What is expected:
Your answer should be a number only: the count of lines in the following entries that contain "JSON".

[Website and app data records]
========
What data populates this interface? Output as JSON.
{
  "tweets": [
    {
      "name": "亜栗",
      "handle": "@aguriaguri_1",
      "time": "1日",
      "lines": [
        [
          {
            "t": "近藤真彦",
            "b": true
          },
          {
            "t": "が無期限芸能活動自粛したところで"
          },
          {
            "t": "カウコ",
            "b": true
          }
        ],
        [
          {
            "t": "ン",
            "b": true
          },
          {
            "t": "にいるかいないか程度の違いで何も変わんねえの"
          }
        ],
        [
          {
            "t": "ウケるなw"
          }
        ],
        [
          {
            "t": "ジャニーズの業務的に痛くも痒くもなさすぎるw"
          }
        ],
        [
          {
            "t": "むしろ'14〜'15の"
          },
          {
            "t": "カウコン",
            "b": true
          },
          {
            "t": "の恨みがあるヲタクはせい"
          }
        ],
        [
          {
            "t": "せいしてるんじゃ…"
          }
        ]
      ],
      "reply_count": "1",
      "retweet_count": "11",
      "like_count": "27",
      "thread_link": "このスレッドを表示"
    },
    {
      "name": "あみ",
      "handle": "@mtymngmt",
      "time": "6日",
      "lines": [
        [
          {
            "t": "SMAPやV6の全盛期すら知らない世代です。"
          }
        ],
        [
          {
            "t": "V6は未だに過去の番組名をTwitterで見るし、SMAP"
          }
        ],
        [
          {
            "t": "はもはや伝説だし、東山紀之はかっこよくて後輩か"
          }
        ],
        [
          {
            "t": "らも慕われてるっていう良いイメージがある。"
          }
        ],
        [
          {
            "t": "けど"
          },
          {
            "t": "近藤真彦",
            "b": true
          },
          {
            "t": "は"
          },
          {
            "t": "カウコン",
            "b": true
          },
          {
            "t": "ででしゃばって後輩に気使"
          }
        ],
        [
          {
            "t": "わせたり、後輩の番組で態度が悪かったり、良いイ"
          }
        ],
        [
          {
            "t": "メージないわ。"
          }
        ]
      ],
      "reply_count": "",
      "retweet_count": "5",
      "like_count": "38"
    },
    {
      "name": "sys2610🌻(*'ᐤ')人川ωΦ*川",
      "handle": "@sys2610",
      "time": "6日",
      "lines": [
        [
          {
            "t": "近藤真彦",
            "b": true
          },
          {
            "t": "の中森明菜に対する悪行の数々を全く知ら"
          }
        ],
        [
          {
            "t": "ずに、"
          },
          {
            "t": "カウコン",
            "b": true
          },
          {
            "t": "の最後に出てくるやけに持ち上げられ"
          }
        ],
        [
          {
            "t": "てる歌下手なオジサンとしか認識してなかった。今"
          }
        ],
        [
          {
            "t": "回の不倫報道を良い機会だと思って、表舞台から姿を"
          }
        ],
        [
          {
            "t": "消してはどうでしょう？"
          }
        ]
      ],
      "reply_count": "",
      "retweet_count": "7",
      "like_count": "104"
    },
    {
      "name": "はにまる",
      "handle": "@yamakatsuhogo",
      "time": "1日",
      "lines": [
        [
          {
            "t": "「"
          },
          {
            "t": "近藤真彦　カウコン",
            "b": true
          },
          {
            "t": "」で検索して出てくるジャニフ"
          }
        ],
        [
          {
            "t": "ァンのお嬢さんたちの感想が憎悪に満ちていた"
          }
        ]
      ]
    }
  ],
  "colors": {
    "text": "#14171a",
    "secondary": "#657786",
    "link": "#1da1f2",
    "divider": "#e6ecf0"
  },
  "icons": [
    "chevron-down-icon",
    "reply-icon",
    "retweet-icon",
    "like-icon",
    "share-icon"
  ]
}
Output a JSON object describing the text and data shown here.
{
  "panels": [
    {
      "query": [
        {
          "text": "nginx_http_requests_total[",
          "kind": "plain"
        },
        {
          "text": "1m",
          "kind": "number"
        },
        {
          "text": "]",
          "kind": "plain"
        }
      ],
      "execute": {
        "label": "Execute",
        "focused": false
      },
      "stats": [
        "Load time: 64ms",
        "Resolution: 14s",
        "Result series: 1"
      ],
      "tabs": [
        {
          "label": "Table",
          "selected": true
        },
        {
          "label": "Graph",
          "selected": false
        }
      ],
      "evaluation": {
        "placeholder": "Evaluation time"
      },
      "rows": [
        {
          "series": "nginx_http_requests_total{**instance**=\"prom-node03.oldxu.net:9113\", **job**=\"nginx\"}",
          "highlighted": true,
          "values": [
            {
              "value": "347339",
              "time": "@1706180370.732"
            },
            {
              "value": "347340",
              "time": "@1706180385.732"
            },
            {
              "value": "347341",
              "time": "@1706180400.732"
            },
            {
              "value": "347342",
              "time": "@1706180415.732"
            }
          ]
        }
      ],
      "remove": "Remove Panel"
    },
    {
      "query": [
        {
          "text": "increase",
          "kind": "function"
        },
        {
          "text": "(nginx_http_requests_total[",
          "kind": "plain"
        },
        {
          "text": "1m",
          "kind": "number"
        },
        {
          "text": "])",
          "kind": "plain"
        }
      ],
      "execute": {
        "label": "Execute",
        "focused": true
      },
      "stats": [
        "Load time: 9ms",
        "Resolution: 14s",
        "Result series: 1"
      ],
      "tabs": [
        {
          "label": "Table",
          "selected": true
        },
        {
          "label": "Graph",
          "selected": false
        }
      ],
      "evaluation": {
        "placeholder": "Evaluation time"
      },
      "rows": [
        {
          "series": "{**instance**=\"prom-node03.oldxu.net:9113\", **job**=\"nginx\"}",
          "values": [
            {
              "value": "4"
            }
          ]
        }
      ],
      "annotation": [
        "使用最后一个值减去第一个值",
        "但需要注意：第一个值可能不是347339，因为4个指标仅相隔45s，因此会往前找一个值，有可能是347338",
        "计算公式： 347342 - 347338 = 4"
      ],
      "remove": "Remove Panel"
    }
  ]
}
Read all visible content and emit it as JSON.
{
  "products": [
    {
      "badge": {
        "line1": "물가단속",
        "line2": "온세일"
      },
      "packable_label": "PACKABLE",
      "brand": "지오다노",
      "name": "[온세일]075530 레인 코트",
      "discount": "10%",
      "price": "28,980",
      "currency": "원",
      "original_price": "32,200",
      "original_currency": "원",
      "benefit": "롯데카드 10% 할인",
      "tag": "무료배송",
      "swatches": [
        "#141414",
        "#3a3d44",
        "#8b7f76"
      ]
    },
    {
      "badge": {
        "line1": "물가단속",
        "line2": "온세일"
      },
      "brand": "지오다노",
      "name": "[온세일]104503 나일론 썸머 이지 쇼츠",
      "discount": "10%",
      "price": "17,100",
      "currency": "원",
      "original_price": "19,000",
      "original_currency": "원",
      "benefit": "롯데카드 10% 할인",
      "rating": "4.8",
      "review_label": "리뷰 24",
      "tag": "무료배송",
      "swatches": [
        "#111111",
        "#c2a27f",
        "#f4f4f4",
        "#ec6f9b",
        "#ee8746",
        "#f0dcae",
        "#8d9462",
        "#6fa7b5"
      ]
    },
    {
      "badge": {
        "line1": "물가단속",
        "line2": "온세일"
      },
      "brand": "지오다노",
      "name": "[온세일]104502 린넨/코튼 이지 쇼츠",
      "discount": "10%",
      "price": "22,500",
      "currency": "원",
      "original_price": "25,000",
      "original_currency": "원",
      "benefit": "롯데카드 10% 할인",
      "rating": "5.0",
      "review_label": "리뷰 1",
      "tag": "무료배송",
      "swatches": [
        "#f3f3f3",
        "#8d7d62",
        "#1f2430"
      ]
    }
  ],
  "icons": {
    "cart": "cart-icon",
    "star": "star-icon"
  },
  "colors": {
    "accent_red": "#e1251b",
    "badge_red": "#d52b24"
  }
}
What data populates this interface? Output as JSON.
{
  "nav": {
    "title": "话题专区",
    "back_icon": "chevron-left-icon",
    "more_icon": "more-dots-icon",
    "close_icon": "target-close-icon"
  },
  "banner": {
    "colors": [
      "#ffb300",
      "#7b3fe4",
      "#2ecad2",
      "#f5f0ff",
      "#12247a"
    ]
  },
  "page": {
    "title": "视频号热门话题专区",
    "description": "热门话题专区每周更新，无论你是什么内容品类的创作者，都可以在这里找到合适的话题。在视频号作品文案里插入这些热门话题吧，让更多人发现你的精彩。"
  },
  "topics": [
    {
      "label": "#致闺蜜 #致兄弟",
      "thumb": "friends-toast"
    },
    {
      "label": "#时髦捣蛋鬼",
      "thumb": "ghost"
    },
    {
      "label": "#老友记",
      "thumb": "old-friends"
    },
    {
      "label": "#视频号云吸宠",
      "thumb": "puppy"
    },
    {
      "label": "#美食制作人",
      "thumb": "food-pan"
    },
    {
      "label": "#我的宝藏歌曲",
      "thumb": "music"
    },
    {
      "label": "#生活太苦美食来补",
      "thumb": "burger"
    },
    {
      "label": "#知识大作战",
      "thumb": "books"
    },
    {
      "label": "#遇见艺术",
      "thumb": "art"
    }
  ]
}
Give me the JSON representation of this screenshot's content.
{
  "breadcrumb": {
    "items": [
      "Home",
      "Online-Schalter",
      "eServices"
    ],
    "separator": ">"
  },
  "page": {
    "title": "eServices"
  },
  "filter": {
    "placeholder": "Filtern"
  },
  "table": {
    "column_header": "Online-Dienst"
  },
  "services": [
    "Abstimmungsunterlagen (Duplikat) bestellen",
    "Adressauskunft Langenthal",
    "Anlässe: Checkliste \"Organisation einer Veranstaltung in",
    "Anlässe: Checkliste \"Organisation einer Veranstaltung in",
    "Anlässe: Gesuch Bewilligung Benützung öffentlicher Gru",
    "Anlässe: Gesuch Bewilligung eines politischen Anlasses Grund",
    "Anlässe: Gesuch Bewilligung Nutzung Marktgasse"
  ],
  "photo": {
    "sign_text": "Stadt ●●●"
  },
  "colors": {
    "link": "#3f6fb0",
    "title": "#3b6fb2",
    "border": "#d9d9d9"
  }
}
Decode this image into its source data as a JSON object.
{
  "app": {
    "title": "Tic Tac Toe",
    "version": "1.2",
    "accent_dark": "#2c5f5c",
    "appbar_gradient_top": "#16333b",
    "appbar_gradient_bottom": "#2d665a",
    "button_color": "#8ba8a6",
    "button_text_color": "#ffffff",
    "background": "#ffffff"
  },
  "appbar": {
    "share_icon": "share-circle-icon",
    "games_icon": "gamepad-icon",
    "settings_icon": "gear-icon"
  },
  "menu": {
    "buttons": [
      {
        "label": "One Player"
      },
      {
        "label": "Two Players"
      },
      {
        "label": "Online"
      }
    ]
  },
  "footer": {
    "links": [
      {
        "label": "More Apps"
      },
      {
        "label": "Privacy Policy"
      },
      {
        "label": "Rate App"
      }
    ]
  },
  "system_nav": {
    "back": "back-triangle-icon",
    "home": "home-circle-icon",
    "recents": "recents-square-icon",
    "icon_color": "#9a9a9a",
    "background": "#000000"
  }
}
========
Written answer:
6